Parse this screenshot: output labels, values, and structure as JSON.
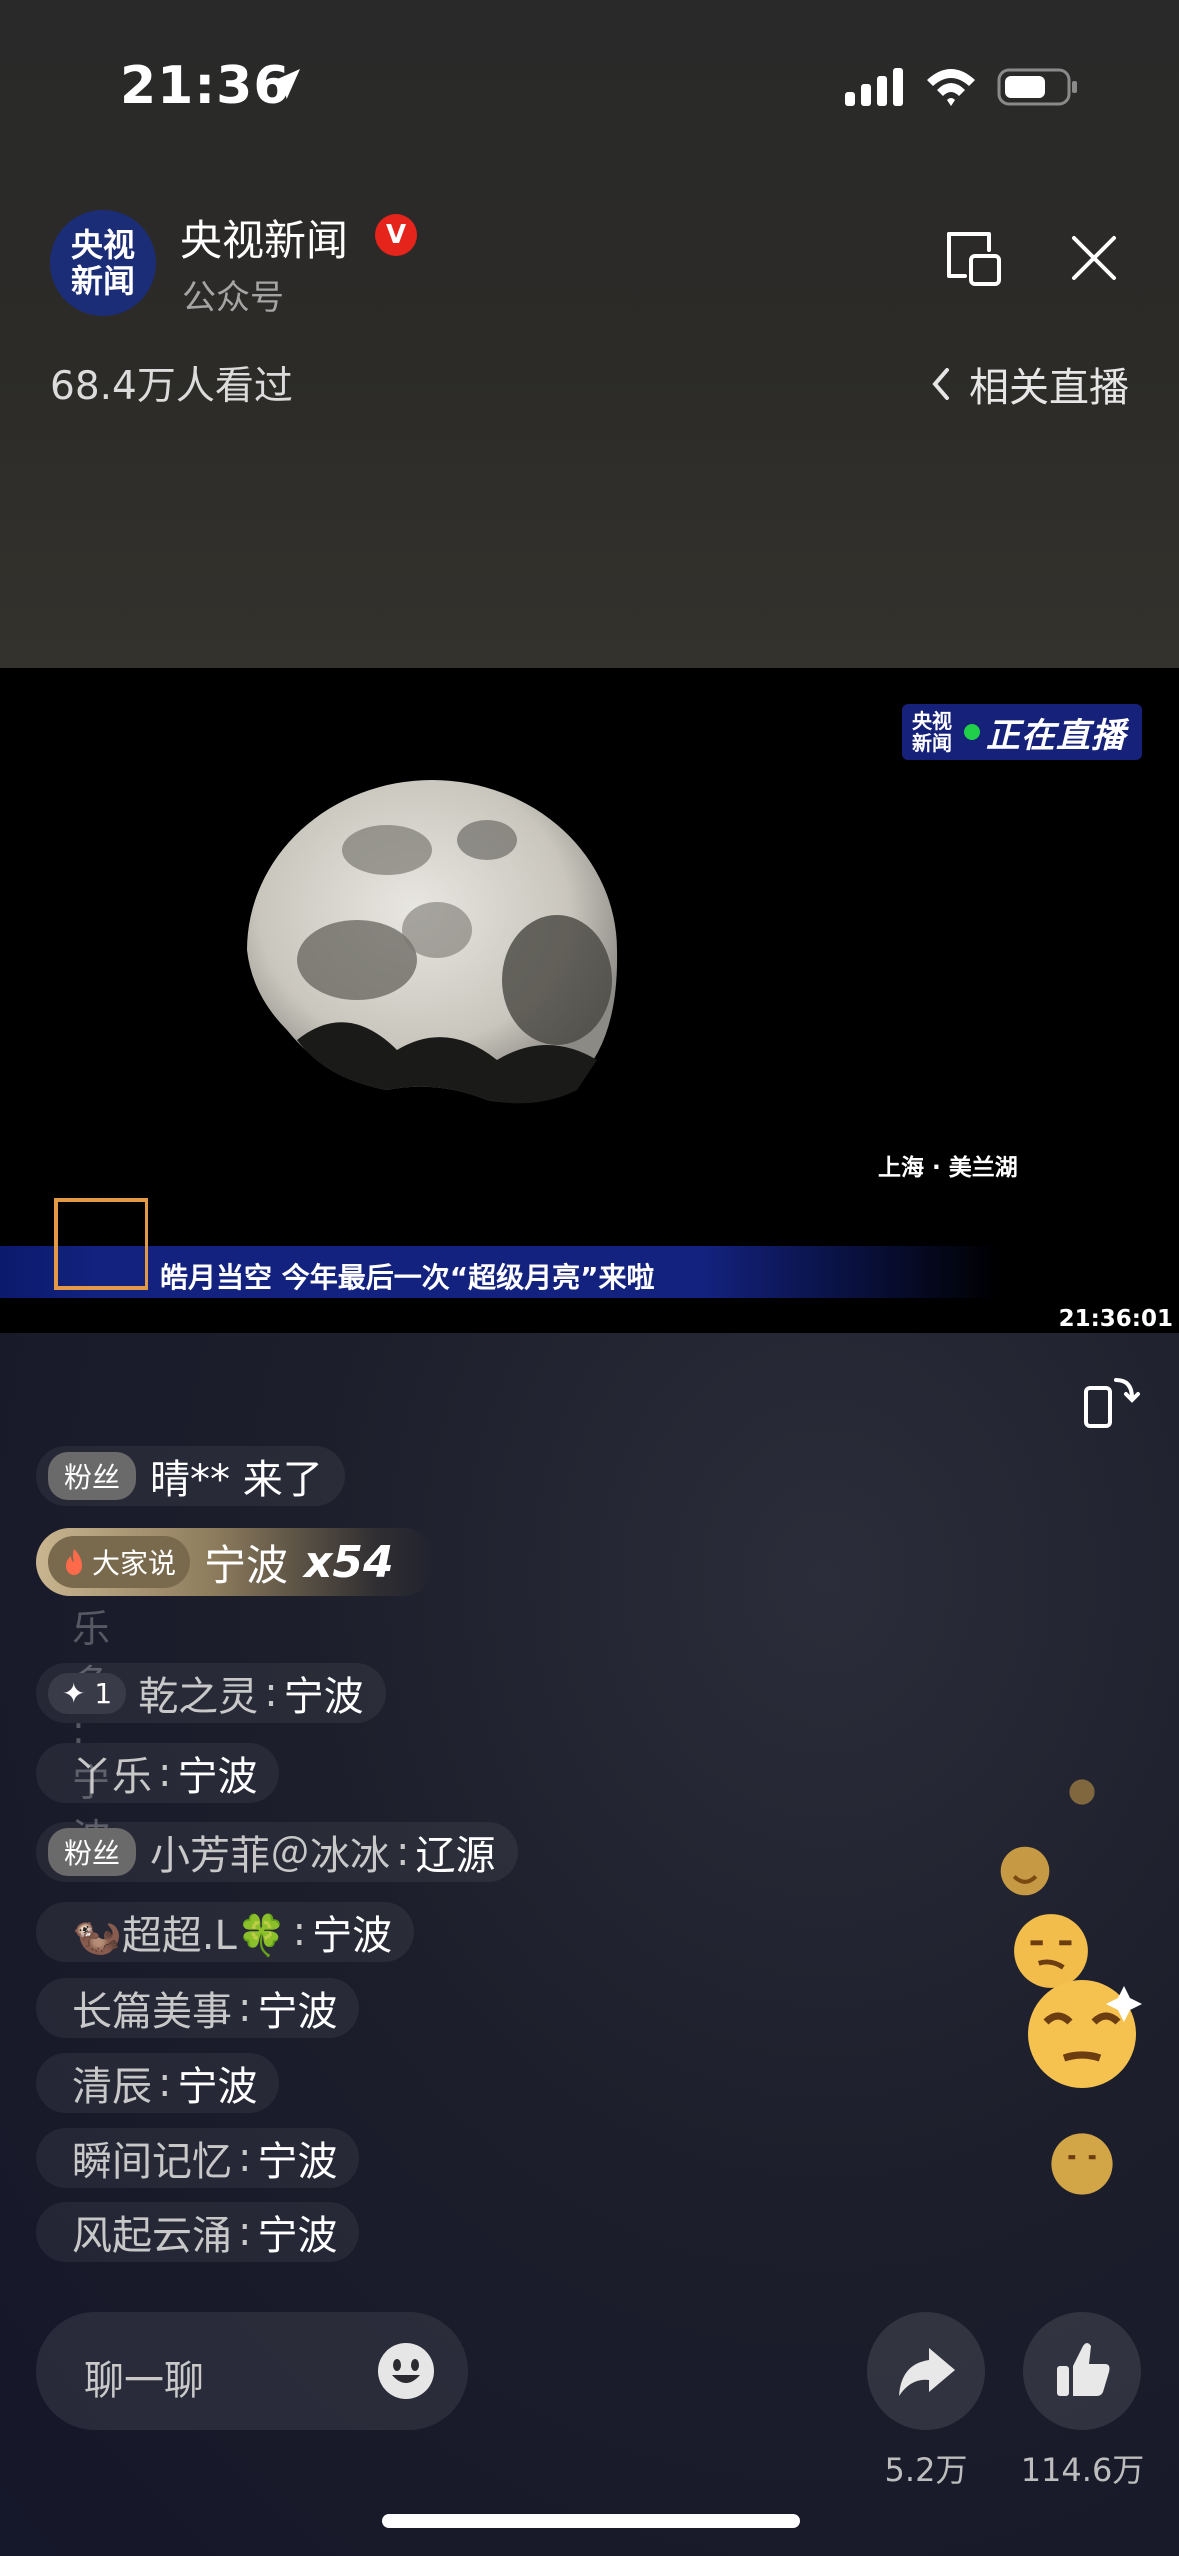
{
  "status_bar": {
    "time": "21:36"
  },
  "header": {
    "logo_line1": "央视",
    "logo_line2": "新闻",
    "channel_name": "央视新闻",
    "verified_mark": "V",
    "channel_type": "公众号",
    "views": "68.4万人看过",
    "related_live": "相关直播"
  },
  "video": {
    "badge_logo_line1": "央视",
    "badge_logo_line2": "新闻",
    "badge_live": "正在直播",
    "location": "上海 · 美兰湖",
    "headline": "皓月当空 今年最后一次“超级月亮”来啦",
    "clock": "21:36:01"
  },
  "chat": {
    "entry": {
      "badge": "粉丝",
      "text": "晴** 来了"
    },
    "highlight": {
      "tag": "大家说",
      "message": "宁波",
      "count": "x54"
    },
    "faded": "乐多 : 宁波",
    "messages": [
      {
        "badge": "✦ 1",
        "user": "乾之灵",
        "text": "宁波"
      },
      {
        "user": "丫乐",
        "text": "宁波"
      },
      {
        "badge": "粉丝",
        "user": "小芳菲＠冰冰",
        "text": "辽源"
      },
      {
        "user": "🦦超超.L🍀",
        "text": "宁波"
      },
      {
        "user": "长篇美事",
        "text": "宁波"
      },
      {
        "user": "清辰",
        "text": "宁波"
      },
      {
        "user": "瞬间记忆",
        "text": "宁波"
      },
      {
        "user": "风起云涌",
        "text": "宁波"
      }
    ]
  },
  "bottom_bar": {
    "chat_placeholder": "聊一聊",
    "share_count": "5.2万",
    "like_count": "114.6万"
  }
}
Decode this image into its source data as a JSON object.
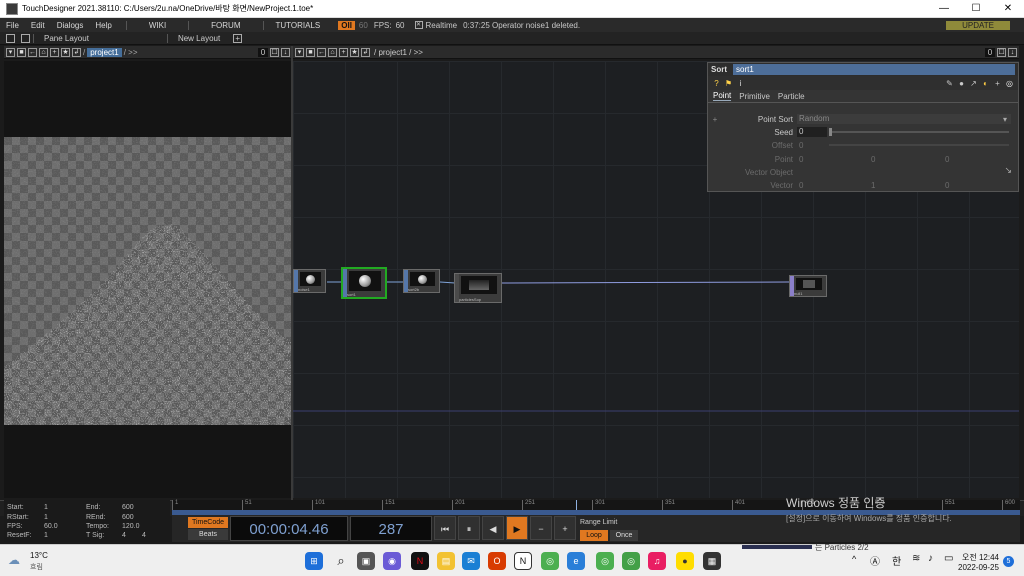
{
  "window": {
    "title": "TouchDesigner 2021.38110: C:/Users/2u.na/OneDrive/바탕 화면/NewProject.1.toe*",
    "minimize": "—",
    "maximize": "☐",
    "close": "✕"
  },
  "menu": {
    "items": [
      "File",
      "Edit",
      "Dialogs",
      "Help"
    ],
    "links": [
      "WIKI",
      "FORUM",
      "TUTORIALS"
    ],
    "oii": "OII",
    "fps_cap": "60",
    "fps_label": "FPS:",
    "fps_value": "60",
    "realtime_label": "Realtime",
    "status": "0:37:25 Operator noise1 deleted.",
    "update": "UPDATE"
  },
  "panebar": {
    "pane_layout": "Pane Layout",
    "new_layout": "New Layout",
    "add": "+"
  },
  "left_pane": {
    "path": "project1",
    "sep": "/ >>",
    "count": "0"
  },
  "right_pane": {
    "path": "/ project1 / >>",
    "count": "0"
  },
  "nodes": [
    {
      "label": "noise1"
    },
    {
      "label": "sort1"
    },
    {
      "label": "sort2b"
    },
    {
      "label": "particlesSop"
    },
    {
      "label": "null1"
    }
  ],
  "params": {
    "type": "Sort",
    "name": "sort1",
    "tabs": [
      "Point",
      "Primitive",
      "Particle"
    ],
    "rows": [
      {
        "label": "Point Sort",
        "value": "Random"
      },
      {
        "label": "Seed",
        "value": "0"
      },
      {
        "label": "Offset",
        "value": "0"
      },
      {
        "label": "Point",
        "v1": "0",
        "v2": "0",
        "v3": "0"
      },
      {
        "label": "Vector Object",
        "value": ""
      },
      {
        "label": "Vector",
        "v1": "0",
        "v2": "1",
        "v3": "0"
      }
    ]
  },
  "timeline": {
    "ticks": [
      "1",
      "51",
      "101",
      "151",
      "201",
      "251",
      "301",
      "351",
      "401",
      "451",
      "501",
      "551",
      "600"
    ],
    "info": {
      "start_label": "Start:",
      "start": "1",
      "end_label": "End:",
      "end": "600",
      "rstart_label": "RStart:",
      "rstart": "1",
      "rend_label": "REnd:",
      "rend": "600",
      "fps_label": "FPS:",
      "fps": "60.0",
      "tempo_label": "Tempo:",
      "tempo": "120.0",
      "resetf_label": "ResetF:",
      "resetf": "1",
      "tsig_label": "T Sig:",
      "tsig1": "4",
      "tsig2": "4"
    },
    "timecode": "TimeCode",
    "beats": "Beats",
    "time": "00:00:04.46",
    "frame": "287",
    "range_limit": "Range Limit",
    "loop": "Loop",
    "once": "Once",
    "transport": [
      "⏮",
      "⏸",
      "◀",
      "▶",
      "−",
      "+"
    ]
  },
  "watermark": {
    "title": "Windows 정품 인증",
    "sub": "[설정]으로 이동하여 Windows를 정품 인증합니다."
  },
  "taskbar": {
    "weather_temp": "13°C",
    "weather_desc": "흐림",
    "preview_text": "는 Particles 2/2",
    "ime": "한",
    "time": "오전 12:44",
    "date": "2022-09-25",
    "badge": "5"
  },
  "colors": {
    "accent": "#4d6e99",
    "orange": "#e07820",
    "selected_node": "#22aa22"
  }
}
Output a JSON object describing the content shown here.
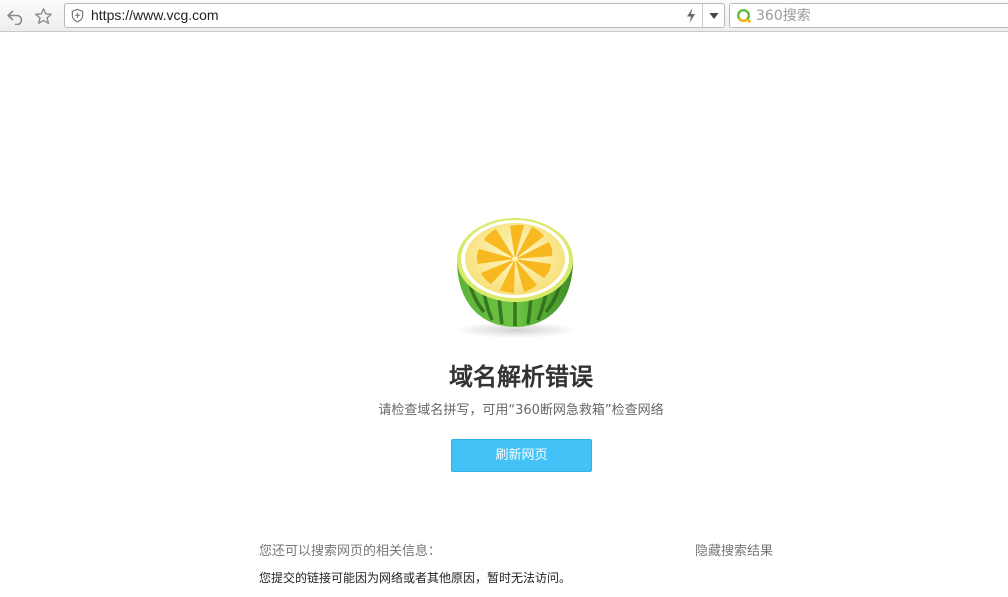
{
  "browser": {
    "url": "https://www.vcg.com",
    "search_placeholder": "360搜索"
  },
  "icons": {
    "back": "back-icon",
    "favorite": "star-icon",
    "security": "shield-icon",
    "speed": "lightning-icon",
    "dropdown": "chevron-down-icon",
    "search_engine": "search-logo-icon",
    "error_logo": "lemon-icon"
  },
  "error_page": {
    "title": "域名解析错误",
    "subtitle": "请检查域名拼写，可用“360断网急救箱”检查网络",
    "refresh_label": "刷新网页",
    "search_info_label": "您还可以搜索网页的相关信息：",
    "hide_results_label": "隐藏搜索结果",
    "info_message": "您提交的链接可能因为网络或者其他原因，暂时无法访问。"
  },
  "colors": {
    "button": "#42c2f7",
    "title": "#333333",
    "subtitle": "#666666"
  }
}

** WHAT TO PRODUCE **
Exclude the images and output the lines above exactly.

** WRITTEN REPLY **
Parse this screenshot: output labels, values, and structure as JSON.
{
  "status_bar": {
    "time": "21:36"
  },
  "header": {
    "logo_line1": "央视",
    "logo_line2": "新闻",
    "channel_name": "央视新闻",
    "verified_mark": "V",
    "channel_type": "公众号",
    "views": "68.4万人看过",
    "related_live": "相关直播"
  },
  "video": {
    "badge_logo_line1": "央视",
    "badge_logo_line2": "新闻",
    "badge_live": "正在直播",
    "location": "上海 · 美兰湖",
    "headline": "皓月当空 今年最后一次“超级月亮”来啦",
    "clock": "21:36:01"
  },
  "chat": {
    "entry": {
      "badge": "粉丝",
      "text": "晴** 来了"
    },
    "highlight": {
      "tag": "大家说",
      "message": "宁波",
      "count": "x54"
    },
    "faded": "乐多 : 宁波",
    "messages": [
      {
        "badge": "✦ 1",
        "user": "乾之灵",
        "text": "宁波"
      },
      {
        "user": "丫乐",
        "text": "宁波"
      },
      {
        "badge": "粉丝",
        "user": "小芳菲＠冰冰",
        "text": "辽源"
      },
      {
        "user": "🦦超超.L🍀",
        "text": "宁波"
      },
      {
        "user": "长篇美事",
        "text": "宁波"
      },
      {
        "user": "清辰",
        "text": "宁波"
      },
      {
        "user": "瞬间记忆",
        "text": "宁波"
      },
      {
        "user": "风起云涌",
        "text": "宁波"
      }
    ]
  },
  "bottom_bar": {
    "chat_placeholder": "聊一聊",
    "share_count": "5.2万",
    "like_count": "114.6万"
  }
}
Decode this image into its source data as a JSON object.
{
  "window": {
    "title": "TouchDesigner 2021.38110: C:/Users/2u.na/OneDrive/바탕 화면/NewProject.1.toe*",
    "minimize": "—",
    "maximize": "☐",
    "close": "✕"
  },
  "menu": {
    "items": [
      "File",
      "Edit",
      "Dialogs",
      "Help"
    ],
    "links": [
      "WIKI",
      "FORUM",
      "TUTORIALS"
    ],
    "oii": "OII",
    "fps_cap": "60",
    "fps_label": "FPS:",
    "fps_value": "60",
    "realtime_label": "Realtime",
    "status": "0:37:25 Operator noise1 deleted.",
    "update": "UPDATE"
  },
  "panebar": {
    "pane_layout": "Pane Layout",
    "new_layout": "New Layout",
    "add": "+"
  },
  "left_pane": {
    "path": "project1",
    "sep": "/ >>",
    "count": "0"
  },
  "right_pane": {
    "path": "/ project1 / >>",
    "count": "0"
  },
  "nodes": [
    {
      "label": "noise1"
    },
    {
      "label": "sort1"
    },
    {
      "label": "sort2b"
    },
    {
      "label": "particlesSop"
    },
    {
      "label": "null1"
    }
  ],
  "params": {
    "type": "Sort",
    "name": "sort1",
    "tabs": [
      "Point",
      "Primitive",
      "Particle"
    ],
    "rows": [
      {
        "label": "Point Sort",
        "value": "Random"
      },
      {
        "label": "Seed",
        "value": "0"
      },
      {
        "label": "Offset",
        "value": "0"
      },
      {
        "label": "Point",
        "v1": "0",
        "v2": "0",
        "v3": "0"
      },
      {
        "label": "Vector Object",
        "value": ""
      },
      {
        "label": "Vector",
        "v1": "0",
        "v2": "1",
        "v3": "0"
      }
    ]
  },
  "timeline": {
    "ticks": [
      "1",
      "51",
      "101",
      "151",
      "201",
      "251",
      "301",
      "351",
      "401",
      "451",
      "501",
      "551",
      "600"
    ],
    "info": {
      "start_label": "Start:",
      "start": "1",
      "end_label": "End:",
      "end": "600",
      "rstart_label": "RStart:",
      "rstart": "1",
      "rend_label": "REnd:",
      "rend": "600",
      "fps_label": "FPS:",
      "fps": "60.0",
      "tempo_label": "Tempo:",
      "tempo": "120.0",
      "resetf_label": "ResetF:",
      "resetf": "1",
      "tsig_label": "T Sig:",
      "tsig1": "4",
      "tsig2": "4"
    },
    "timecode": "TimeCode",
    "beats": "Beats",
    "time": "00:00:04.46",
    "frame": "287",
    "range_limit": "Range Limit",
    "loop": "Loop",
    "once": "Once",
    "transport": [
      "⏮",
      "⏸",
      "◀",
      "▶",
      "−",
      "+"
    ]
  },
  "watermark": {
    "title": "Windows 정품 인증",
    "sub": "[설정]으로 이동하여 Windows를 정품 인증합니다."
  },
  "taskbar": {
    "weather_temp": "13°C",
    "weather_desc": "흐림",
    "preview_text": "는 Particles 2/2",
    "ime": "한",
    "time": "오전 12:44",
    "date": "2022-09-25",
    "badge": "5"
  },
  "colors": {
    "accent": "#4d6e99",
    "orange": "#e07820",
    "selected_node": "#22aa22"
  }
}
Output a JSON object describing the content shown here.
{
  "browser": {
    "url": "https://www.vcg.com",
    "search_placeholder": "360搜索"
  },
  "icons": {
    "back": "back-icon",
    "favorite": "star-icon",
    "security": "shield-icon",
    "speed": "lightning-icon",
    "dropdown": "chevron-down-icon",
    "search_engine": "search-logo-icon",
    "error_logo": "lemon-icon"
  },
  "error_page": {
    "title": "域名解析错误",
    "subtitle": "请检查域名拼写，可用“360断网急救箱”检查网络",
    "refresh_label": "刷新网页",
    "search_info_label": "您还可以搜索网页的相关信息：",
    "hide_results_label": "隐藏搜索结果",
    "info_message": "您提交的链接可能因为网络或者其他原因，暂时无法访问。"
  },
  "colors": {
    "button": "#42c2f7",
    "title": "#333333",
    "subtitle": "#666666"
  }
}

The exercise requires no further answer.